§ TASK GOAL
Look through the listing underneath for "Configuring", and copy every line that has it.
--- RECORD EXTRACTS ---
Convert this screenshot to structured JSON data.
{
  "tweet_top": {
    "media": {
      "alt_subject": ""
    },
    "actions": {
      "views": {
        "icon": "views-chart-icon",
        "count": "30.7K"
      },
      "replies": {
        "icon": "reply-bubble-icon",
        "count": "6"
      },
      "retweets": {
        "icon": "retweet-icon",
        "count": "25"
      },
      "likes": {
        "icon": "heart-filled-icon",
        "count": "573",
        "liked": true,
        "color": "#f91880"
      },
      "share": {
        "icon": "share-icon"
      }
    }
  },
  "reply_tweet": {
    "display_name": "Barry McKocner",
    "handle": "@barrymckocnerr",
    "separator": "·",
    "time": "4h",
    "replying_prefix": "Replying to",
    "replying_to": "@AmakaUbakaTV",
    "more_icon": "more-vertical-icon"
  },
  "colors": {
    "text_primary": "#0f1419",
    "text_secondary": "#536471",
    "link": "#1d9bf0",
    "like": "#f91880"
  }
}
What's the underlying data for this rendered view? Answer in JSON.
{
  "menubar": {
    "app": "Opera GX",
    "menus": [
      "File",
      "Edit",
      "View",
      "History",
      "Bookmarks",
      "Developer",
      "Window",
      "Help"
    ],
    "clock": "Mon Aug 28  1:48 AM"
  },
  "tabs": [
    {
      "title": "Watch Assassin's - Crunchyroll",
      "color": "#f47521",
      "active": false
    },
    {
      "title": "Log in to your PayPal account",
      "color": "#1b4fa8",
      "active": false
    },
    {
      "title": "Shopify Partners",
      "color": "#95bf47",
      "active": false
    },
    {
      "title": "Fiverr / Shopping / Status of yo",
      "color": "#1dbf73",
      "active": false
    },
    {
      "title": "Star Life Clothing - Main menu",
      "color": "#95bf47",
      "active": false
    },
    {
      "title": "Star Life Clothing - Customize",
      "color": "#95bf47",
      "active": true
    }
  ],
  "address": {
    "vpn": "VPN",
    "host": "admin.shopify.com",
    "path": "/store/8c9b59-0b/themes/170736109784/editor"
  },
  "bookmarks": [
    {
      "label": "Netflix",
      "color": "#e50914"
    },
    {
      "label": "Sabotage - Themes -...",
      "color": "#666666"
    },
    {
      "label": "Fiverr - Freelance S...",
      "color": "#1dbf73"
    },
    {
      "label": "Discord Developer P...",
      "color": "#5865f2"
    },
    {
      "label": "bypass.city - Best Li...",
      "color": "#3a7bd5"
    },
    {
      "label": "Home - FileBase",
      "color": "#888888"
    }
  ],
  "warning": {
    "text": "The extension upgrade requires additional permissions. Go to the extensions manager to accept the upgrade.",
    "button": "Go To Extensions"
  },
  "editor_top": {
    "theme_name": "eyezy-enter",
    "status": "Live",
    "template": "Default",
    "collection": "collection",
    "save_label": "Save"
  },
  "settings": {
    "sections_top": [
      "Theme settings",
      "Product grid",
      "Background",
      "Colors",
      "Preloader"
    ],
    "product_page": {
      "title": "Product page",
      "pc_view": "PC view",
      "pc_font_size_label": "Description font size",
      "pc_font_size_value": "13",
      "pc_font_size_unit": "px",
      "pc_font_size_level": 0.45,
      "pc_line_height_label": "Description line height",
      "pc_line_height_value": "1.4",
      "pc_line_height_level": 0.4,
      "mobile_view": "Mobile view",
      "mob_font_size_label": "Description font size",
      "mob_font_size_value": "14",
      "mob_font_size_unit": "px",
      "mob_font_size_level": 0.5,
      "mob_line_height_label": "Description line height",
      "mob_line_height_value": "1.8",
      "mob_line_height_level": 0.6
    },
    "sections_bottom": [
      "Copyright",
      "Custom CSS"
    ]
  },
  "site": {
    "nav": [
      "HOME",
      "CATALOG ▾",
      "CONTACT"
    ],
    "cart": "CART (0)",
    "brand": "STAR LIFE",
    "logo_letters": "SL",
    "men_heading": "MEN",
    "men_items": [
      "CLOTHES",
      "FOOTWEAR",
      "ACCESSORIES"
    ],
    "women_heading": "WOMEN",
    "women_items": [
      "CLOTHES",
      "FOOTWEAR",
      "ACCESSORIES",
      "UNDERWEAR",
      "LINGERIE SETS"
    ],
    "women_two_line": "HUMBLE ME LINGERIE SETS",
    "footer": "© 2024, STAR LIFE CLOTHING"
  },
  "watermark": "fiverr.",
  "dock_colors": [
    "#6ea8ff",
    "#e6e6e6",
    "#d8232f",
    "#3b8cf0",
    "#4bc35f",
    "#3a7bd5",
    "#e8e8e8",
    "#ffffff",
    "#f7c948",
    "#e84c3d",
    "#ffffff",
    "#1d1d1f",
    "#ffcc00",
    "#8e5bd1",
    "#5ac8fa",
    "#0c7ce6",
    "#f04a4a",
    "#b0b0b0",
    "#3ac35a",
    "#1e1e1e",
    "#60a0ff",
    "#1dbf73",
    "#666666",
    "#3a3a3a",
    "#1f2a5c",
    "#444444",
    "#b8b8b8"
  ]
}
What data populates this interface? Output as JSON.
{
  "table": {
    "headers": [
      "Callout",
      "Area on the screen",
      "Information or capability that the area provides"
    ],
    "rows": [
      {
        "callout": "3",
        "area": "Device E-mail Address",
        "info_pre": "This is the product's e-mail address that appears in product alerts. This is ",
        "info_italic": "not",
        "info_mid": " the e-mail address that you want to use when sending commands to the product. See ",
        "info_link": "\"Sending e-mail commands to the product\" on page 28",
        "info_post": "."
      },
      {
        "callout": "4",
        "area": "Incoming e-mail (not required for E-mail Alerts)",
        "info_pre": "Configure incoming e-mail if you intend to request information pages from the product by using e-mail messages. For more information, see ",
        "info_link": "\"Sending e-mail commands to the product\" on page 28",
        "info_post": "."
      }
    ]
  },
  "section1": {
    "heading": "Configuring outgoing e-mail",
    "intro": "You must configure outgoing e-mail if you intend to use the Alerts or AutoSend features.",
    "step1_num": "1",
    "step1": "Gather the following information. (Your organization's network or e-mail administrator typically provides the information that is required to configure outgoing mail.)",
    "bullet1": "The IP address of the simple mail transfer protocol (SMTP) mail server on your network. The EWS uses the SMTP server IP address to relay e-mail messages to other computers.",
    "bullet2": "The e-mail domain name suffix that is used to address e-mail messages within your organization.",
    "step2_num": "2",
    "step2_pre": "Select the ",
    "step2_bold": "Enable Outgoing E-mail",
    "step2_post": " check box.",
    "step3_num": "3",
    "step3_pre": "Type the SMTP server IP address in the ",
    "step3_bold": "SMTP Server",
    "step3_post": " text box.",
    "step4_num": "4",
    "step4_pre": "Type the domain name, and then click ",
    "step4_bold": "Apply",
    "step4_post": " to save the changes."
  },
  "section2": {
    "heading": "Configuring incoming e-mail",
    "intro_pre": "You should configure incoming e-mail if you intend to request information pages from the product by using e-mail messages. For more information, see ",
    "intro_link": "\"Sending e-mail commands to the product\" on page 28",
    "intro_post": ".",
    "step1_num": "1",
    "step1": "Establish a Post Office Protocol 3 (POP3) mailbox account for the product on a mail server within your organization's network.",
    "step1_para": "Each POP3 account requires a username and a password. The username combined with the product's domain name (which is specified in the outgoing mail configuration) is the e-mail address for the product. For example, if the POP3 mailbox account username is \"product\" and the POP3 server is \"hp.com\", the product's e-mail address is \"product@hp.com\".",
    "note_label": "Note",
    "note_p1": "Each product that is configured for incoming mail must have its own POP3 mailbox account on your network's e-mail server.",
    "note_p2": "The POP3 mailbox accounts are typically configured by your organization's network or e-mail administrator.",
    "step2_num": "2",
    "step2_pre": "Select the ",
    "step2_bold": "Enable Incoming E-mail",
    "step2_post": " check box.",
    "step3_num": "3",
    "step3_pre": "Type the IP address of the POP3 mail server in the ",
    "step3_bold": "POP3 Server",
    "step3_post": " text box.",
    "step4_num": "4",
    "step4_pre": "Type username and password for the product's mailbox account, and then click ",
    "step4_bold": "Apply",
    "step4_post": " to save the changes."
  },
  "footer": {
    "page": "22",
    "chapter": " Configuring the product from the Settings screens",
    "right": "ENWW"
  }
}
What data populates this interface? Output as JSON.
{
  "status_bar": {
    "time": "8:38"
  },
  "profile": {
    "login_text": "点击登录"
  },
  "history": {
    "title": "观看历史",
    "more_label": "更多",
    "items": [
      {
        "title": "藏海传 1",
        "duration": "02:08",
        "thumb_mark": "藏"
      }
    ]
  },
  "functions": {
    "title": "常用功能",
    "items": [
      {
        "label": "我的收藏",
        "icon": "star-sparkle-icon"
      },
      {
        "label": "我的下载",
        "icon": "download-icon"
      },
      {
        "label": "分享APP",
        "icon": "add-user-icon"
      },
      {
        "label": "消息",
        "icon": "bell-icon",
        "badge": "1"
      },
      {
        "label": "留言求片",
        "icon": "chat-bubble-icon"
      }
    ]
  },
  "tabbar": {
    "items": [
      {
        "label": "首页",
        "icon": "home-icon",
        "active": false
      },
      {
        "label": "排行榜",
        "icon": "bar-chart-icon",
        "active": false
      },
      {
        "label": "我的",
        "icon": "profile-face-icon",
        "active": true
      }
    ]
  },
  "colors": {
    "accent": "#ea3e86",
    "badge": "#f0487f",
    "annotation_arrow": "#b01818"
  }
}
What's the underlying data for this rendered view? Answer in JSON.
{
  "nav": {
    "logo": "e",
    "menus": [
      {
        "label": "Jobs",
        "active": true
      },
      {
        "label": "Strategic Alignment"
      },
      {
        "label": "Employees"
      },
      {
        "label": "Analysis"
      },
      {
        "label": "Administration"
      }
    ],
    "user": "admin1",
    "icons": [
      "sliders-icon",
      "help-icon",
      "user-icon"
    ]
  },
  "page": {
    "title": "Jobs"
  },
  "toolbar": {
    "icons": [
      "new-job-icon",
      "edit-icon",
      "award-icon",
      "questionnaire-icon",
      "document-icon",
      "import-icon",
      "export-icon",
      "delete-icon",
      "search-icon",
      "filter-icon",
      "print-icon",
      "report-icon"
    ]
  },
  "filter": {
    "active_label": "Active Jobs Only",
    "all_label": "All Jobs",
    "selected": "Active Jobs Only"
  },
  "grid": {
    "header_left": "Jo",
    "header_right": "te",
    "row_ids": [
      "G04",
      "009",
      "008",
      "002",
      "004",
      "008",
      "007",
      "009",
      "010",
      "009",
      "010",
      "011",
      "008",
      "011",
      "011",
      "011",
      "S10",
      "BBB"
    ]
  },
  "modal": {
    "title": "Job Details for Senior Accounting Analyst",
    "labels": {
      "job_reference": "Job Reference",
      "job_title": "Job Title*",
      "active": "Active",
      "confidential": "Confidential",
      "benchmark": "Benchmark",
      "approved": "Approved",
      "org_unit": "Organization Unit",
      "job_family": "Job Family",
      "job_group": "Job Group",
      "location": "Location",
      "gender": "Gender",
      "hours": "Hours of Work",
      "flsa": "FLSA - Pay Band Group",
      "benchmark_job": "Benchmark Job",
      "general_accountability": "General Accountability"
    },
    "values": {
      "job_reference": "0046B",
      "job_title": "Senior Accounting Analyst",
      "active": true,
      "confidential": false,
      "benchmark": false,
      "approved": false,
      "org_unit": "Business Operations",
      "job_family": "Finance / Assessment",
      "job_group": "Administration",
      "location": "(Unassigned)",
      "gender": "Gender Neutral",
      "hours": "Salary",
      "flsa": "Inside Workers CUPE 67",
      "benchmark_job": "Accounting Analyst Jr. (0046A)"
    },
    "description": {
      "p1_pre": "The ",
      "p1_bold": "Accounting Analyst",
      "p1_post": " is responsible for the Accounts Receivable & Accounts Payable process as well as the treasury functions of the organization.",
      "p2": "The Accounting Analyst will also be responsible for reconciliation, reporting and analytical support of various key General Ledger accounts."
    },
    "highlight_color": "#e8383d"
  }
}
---
§ RESULT OF THIS TASK
    "heading": "Configuring outgoing e-mail",
    "heading": "Configuring incoming e-mail",
    "chapter": " Configuring the product from the Settings screens",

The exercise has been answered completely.